Monday September 23, 2019
Home Education Sikkim Govern...

Sikkim Government Will Integrate Microsoft’s IT Courseware To Spread Digital Literacy

The tie-up would help make the youth future ready.

0
//

The Sikkim government and Microsoft India on Thursday entered into a pact for revamping the state’s education system by enhancing digital literacy and building new age tech capacity among students and faculty in government-run schools.

The MoU was signed between the Human Resource Development Department and the technology major here.

Sikkim HRD Minister R.B. Subba, Additional Chief Secretary HRD G.P. Upadhyaya and Director Education (Advocacy), Microsoft, Vinnie Jauhari were present at the event.

Microsoft
Logo of Microsoft outside it’s office. Pixabay

As part of the collaboration, Microsoft will support the state in integration of IT content in the state board curriculum to build student capacity, usher in school reforms, build teacher capacity as well as enhance digital literacy and digital citizenship.

Subba said the government was partnering with Microsoft India as part of its commitment to harness the power of technology to transform e-governance and core sectors in Sikkim.

So, if your child is preparing for IIT-JEE or NEET from any of the reputed centres like Aakash Institute, as a parent, it's your responsibility to help your child find the right study time
The government will integrate Microsoft’s IT courseware and content in the State board curriculum for classes 6 to 10 and train 100 master trainers on the curriculum at the State Council for Educational Research and Training (SCERT) labs., Pixabay

The tie-up would help make the youth future ready, he said.

Also Read:Apple Opens New Chapter Surrounded By Weakening iPhone Demand

The government will integrate Microsoft’s IT courseware and content in the State board curriculum for classes 6 to 10 and train 100 master trainers on the curriculum at the State Council for Educational Research and Training (SCERT) labs.

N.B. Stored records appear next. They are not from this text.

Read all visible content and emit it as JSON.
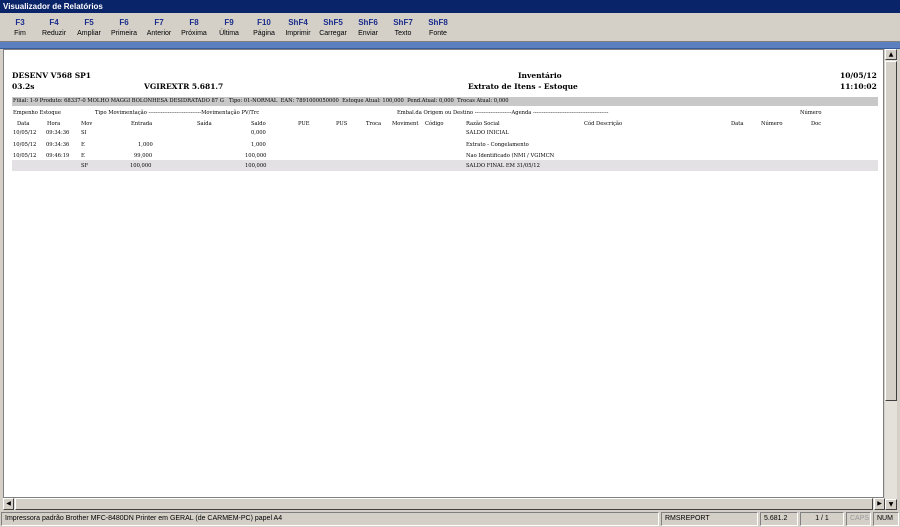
{
  "window": {
    "title": "Visualizador de Relatórios"
  },
  "toolbar": [
    {
      "key": "F3",
      "label": "Fim"
    },
    {
      "key": "F4",
      "label": "Reduzir"
    },
    {
      "key": "F5",
      "label": "Ampliar"
    },
    {
      "key": "F6",
      "label": "Primeira"
    },
    {
      "key": "F7",
      "label": "Anterior"
    },
    {
      "key": "F8",
      "label": "Próxima"
    },
    {
      "key": "F9",
      "label": "Última"
    },
    {
      "key": "F10",
      "label": "Página"
    },
    {
      "key": "ShF4",
      "label": "Imprimir"
    },
    {
      "key": "ShF5",
      "label": "Carregar"
    },
    {
      "key": "ShF6",
      "label": "Enviar"
    },
    {
      "key": "ShF7",
      "label": "Texto"
    },
    {
      "key": "ShF8",
      "label": "Fonte"
    }
  ],
  "report": {
    "system": "DESENV V568 SP1",
    "version_short": "03.2s",
    "program": "VGIREXTR 5.681.7",
    "title": "Inventário",
    "subtitle": "Extrato de Itens - Estoque",
    "date": "10/05/12",
    "time": "11:10:02",
    "filter_line": "Filial: 1-9 Produto: 68337-0 MOLHO MAGGI BOLONHESA DESIDRATADO 87 G   Tipo: 01-NORMAL  EAN: 7891000050000  Estoque Atual: 100,000  Pend.Atual: 0,000  Trocas Atual: 0,000",
    "header1": [
      {
        "text": "Empenho Estoque",
        "col": "c0"
      },
      {
        "text": "Tipo Movimentação ------------------------------Movimentação PV/Trc",
        "col": "c1"
      },
      {
        "text": "Embal.da Origem ou Destino ---------------------Agenda -------------------------------------------",
        "col": "c2"
      },
      {
        "text": "Número",
        "col": "c3"
      }
    ],
    "header2": [
      {
        "text": "Data",
        "col": "h_data"
      },
      {
        "text": "Hora",
        "col": "h_hora"
      },
      {
        "text": "Mov",
        "col": "h_mov"
      },
      {
        "text": "Entrada",
        "col": "h_ent"
      },
      {
        "text": "Saída",
        "col": "h_sai"
      },
      {
        "text": "Saldo",
        "col": "h_sal"
      },
      {
        "text": "PUE",
        "col": "h_pue"
      },
      {
        "text": "PUS",
        "col": "h_pus"
      },
      {
        "text": "Troca",
        "col": "h_troca"
      },
      {
        "text": "Moviment",
        "col": "h_movi"
      },
      {
        "text": "Código",
        "col": "h_cod"
      },
      {
        "text": "Razão Social",
        "col": "h_razao"
      },
      {
        "text": "Cód Descrição",
        "col": "h_cdesc"
      },
      {
        "text": "Data",
        "col": "h_data2"
      },
      {
        "text": "Número",
        "col": "h_num"
      },
      {
        "text": "Doc",
        "col": "h_doc"
      }
    ],
    "rows": [
      {
        "data": "10/05/12",
        "hora": "09:34:36",
        "mov": "SI",
        "entrada": "",
        "saida": "",
        "saldo": "0,000",
        "razao": "SALDO INICIAL"
      },
      {
        "data": "10/05/12",
        "hora": "09:34:36",
        "mov": "E",
        "entrada": "1,000",
        "saida": "",
        "saldo": "1,000",
        "razao": "Extrato - Congelamento"
      },
      {
        "data": "10/05/12",
        "hora": "09:46:19",
        "mov": "E",
        "entrada": "99,000",
        "saida": "",
        "saldo": "100,000",
        "razao": "Nao Identificado (NMI / VGIMCN"
      },
      {
        "data": "",
        "hora": "",
        "mov": "SF",
        "entrada": "100,000",
        "saida": "",
        "saldo": "100,000",
        "razao": "SALDO FINAL EM 31/05/12"
      }
    ]
  },
  "status": {
    "printer": "Impressora padrão Brother MFC-8480DN Printer em GERAL (de CARMEM-PC) papel A4",
    "module": "RMSREPORT",
    "version": "5.681.2",
    "page": "1 / 1",
    "caps": "CAPS",
    "num": "NUM"
  }
}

Based on the agreement, two schools would be identified and adopted for implementing the plan. (IANS)

Next Story

Microsoft Extends Security Updates for Windows 7 for Free for Voting Systems

According to the company, this free support applies to both the US and ‘other democratic countries’, as defined by the EIU Democracy Index

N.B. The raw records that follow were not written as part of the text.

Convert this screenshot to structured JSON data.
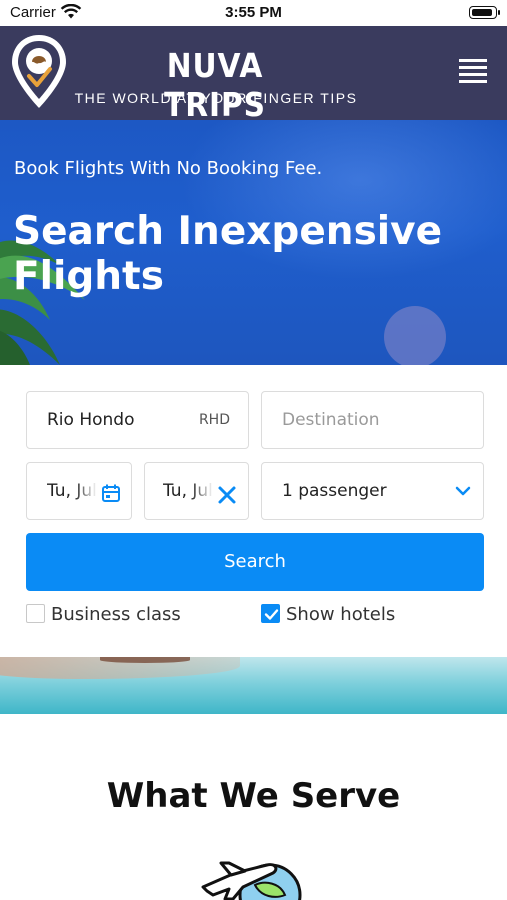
{
  "status_bar": {
    "carrier": "Carrier",
    "time": "3:55 PM",
    "icons": [
      "wifi-icon",
      "battery-icon"
    ]
  },
  "header": {
    "brand": "NUVA TRIPS",
    "tagline": "THE WORLD AT YOUR FINGER TIPS",
    "logo_icon": "map-pin-logo-icon",
    "menu_icon": "hamburger-menu-icon",
    "background_color": "#3a3b5e",
    "logo_accent_color": "#e8a23a"
  },
  "hero": {
    "subtitle": "Book Flights With No Booking Fee.",
    "title": "Search Inexpensive Flights",
    "background_color": "#1d58c4"
  },
  "search_form": {
    "origin": {
      "value": "Rio Hondo",
      "code": "RHD"
    },
    "destination": {
      "placeholder": "Destination",
      "value": ""
    },
    "depart_date": {
      "value": "Tu, Jul",
      "icon": "calendar-icon"
    },
    "return_date": {
      "value": "Tu, Jul",
      "icon": "clear-x-icon"
    },
    "passengers": {
      "value": "1 passenger",
      "icon": "chevron-down-icon"
    },
    "search_button": "Search",
    "business_class": {
      "label": "Business class",
      "checked": false
    },
    "show_hotels": {
      "label": "Show hotels",
      "checked": true
    },
    "accent_color": "#0a8bf5"
  },
  "services": {
    "title": "What We Serve",
    "icon": "airplane-globe-icon"
  }
}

0
microsoft
FILE - Microsoft Corp. signage is seen outside the Microsoft Visitor Center in Redmond, Washington, July 3, 2014. VOA

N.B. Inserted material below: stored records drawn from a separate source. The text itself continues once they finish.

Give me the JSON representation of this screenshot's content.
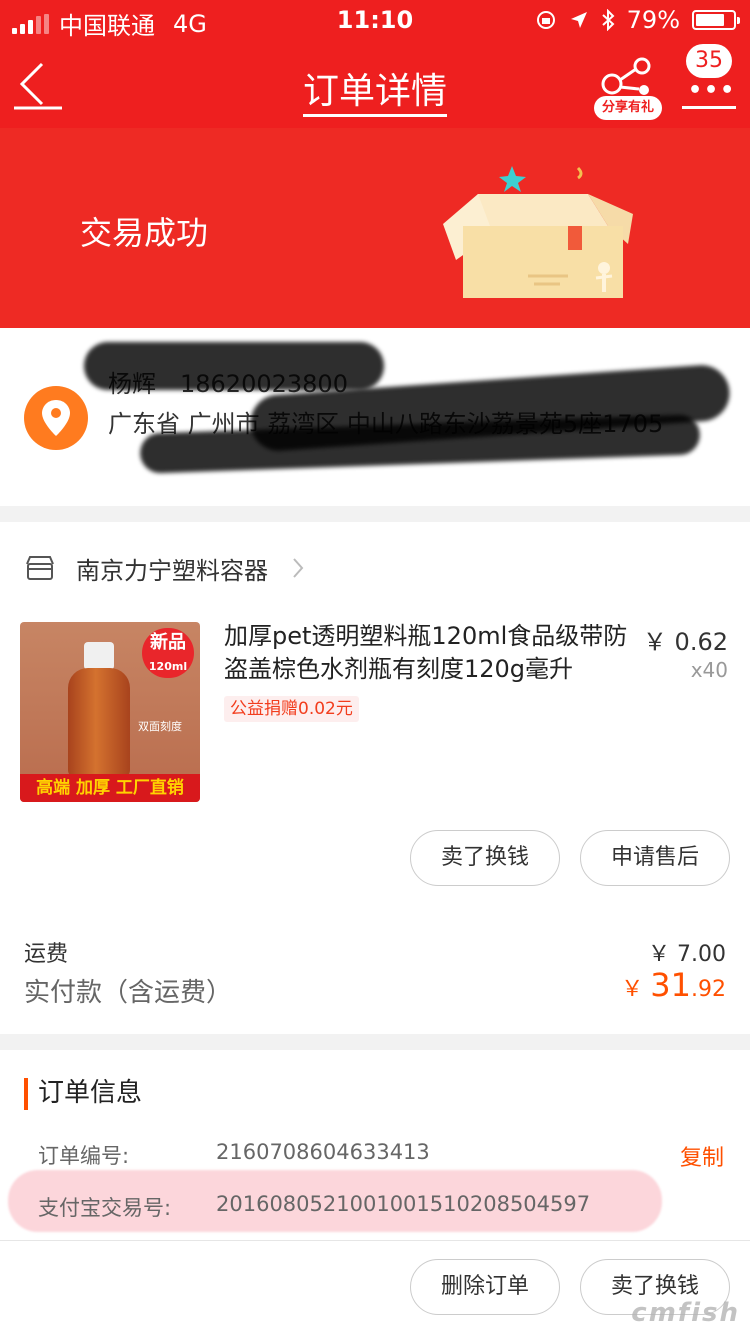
{
  "status_bar": {
    "carrier": "中国联通",
    "network": "4G",
    "time": "11:10",
    "battery": "79%",
    "battery_level": 0.79
  },
  "navbar": {
    "title": "订单详情",
    "share_label": "分享有礼",
    "message_count": "35",
    "dots": "•••"
  },
  "hero": {
    "status_text": "交易成功"
  },
  "address": {
    "name": "杨辉",
    "phone": "18620023800",
    "line": "广东省 广州市 荔湾区 中山八路东沙荔景苑5座1705"
  },
  "shop": {
    "name": "南京力宁塑料容器"
  },
  "product": {
    "thumb_badge": "新品",
    "thumb_badge_sub": "120ml",
    "thumb_label": "双面刻度",
    "thumb_banner": "高端 加厚 工厂直销",
    "title": "加厚pet透明塑料瓶120ml食品级带防盗盖棕色水剂瓶有刻度120g毫升",
    "charity": "公益捐赠0.02元",
    "price": "￥ 0.62",
    "quantity": "x40"
  },
  "actions": {
    "sell": "卖了换钱",
    "after_sale": "申请售后",
    "delete_order": "删除订单",
    "sell_bottom": "卖了换钱"
  },
  "summary": {
    "shipping_label": "运费",
    "shipping_value": "￥ 7.00",
    "total_label": "实付款（含运费）",
    "total_currency": "￥ ",
    "total_int": "31",
    "total_dec": ".92"
  },
  "order_info": {
    "heading": "订单信息",
    "order_no_label": "订单编号:",
    "order_no": "2160708604633413",
    "copy": "复制",
    "alipay_label": "支付宝交易号:",
    "alipay_no": "2016080521001001510208504597"
  },
  "watermark": "cmfish",
  "colors": {
    "brand_red": "#ee1f1f",
    "accent_orange": "#ff5000"
  }
}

Tech giant Microsoft has announced it will offer extended support for free for federally certified voting systems running Windows 7 operating system (OS) through the 2020 elections even as the OS meets its end of support deadline on January 14, 2020.

This announcement is a part of the company’s ‘Defending Democracy Program’.

“As we head into the 2020 elections, we know there is a relatively small but still significant number of certified voting machines in operation running on Windows 7.

microsoft, xbox
FILE – A sign for Microsoft is seen on a building in Cambridge, Massachusetts, March 18, 2017. VOA

“We also know that transitioning to machines running newer operating systems in time for the 2020 election may not be possible for a number of reasons, including the lengthy voting machine certification process — a process we are working with government officials to update and make more agile,” Tom Burt-Corporate Vice President, Customer Security and Trust, wrote in a blog post on Friday.

Also Read: Social Networking Giant Facebook Suspends Several Apps Post-Cambridge Analytica Probe

According to the company, this free support applies to both the US and ‘other democratic countries’, as defined by the EIU Democracy Index.

“We are also announcing today that, as part of the Defending Democracy Program, we are proactively identifying and engaging election authorities that are Microsoft Azure customers to provide guidance and technical assistance in using the most advanced security features in Azure. We provided this service ahead of the 2018 election cycle and will again ahead of the 2020 cycle,” added Burt. (IANS)